_Task brief_: I need all of the entries printed exactly.
Data shown Start Marker
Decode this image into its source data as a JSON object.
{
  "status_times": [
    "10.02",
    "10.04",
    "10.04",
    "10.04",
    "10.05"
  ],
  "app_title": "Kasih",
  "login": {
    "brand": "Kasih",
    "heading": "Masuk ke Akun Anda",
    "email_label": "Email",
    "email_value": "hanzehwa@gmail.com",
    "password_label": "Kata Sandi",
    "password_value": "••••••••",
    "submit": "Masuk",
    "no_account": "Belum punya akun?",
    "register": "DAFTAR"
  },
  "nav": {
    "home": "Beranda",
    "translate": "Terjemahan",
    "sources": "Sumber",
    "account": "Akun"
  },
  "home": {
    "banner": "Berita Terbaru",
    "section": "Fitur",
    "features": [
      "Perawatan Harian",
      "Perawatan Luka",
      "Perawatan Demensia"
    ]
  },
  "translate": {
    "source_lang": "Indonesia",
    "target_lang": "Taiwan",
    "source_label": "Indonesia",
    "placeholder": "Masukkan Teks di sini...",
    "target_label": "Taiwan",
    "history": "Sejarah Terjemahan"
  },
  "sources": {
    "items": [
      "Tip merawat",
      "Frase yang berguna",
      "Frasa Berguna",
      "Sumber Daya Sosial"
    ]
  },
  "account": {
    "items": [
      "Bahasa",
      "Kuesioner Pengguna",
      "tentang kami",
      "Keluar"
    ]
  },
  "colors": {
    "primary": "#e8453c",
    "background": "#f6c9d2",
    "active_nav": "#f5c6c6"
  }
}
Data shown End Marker
_Output of the task_:
Decode this image into its source data as a JSON object.
{
  "status_times": [
    "10.02",
    "10.04",
    "10.04",
    "10.04",
    "10.05"
  ],
  "app_title": "Kasih",
  "login": {
    "brand": "Kasih",
    "heading": "Masuk ke Akun Anda",
    "email_label": "Email",
    "email_value": "hanzehwa@gmail.com",
    "password_label": "Kata Sandi",
    "password_value": "••••••••",
    "submit": "Masuk",
    "no_account": "Belum punya akun?",
    "register": "DAFTAR"
  },
  "nav": {
    "home": "Beranda",
    "translate": "Terjemahan",
    "sources": "Sumber",
    "account": "Akun"
  },
  "home": {
    "banner": "Berita Terbaru",
    "section": "Fitur",
    "features": [
      "Perawatan Harian",
      "Perawatan Luka",
      "Perawatan Demensia"
    ]
  },
  "translate": {
    "source_lang": "Indonesia",
    "target_lang": "Taiwan",
    "source_label": "Indonesia",
    "placeholder": "Masukkan Teks di sini...",
    "target_label": "Taiwan",
    "history": "Sejarah Terjemahan"
  },
  "sources": {
    "items": [
      "Tip merawat",
      "Frase yang berguna",
      "Frasa Berguna",
      "Sumber Daya Sosial"
    ]
  },
  "account": {
    "items": [
      "Bahasa",
      "Kuesioner Pengguna",
      "tentang kami",
      "Keluar"
    ]
  },
  "colors": {
    "primary": "#e8453c",
    "background": "#f6c9d2",
    "active_nav": "#f5c6c6"
  }
}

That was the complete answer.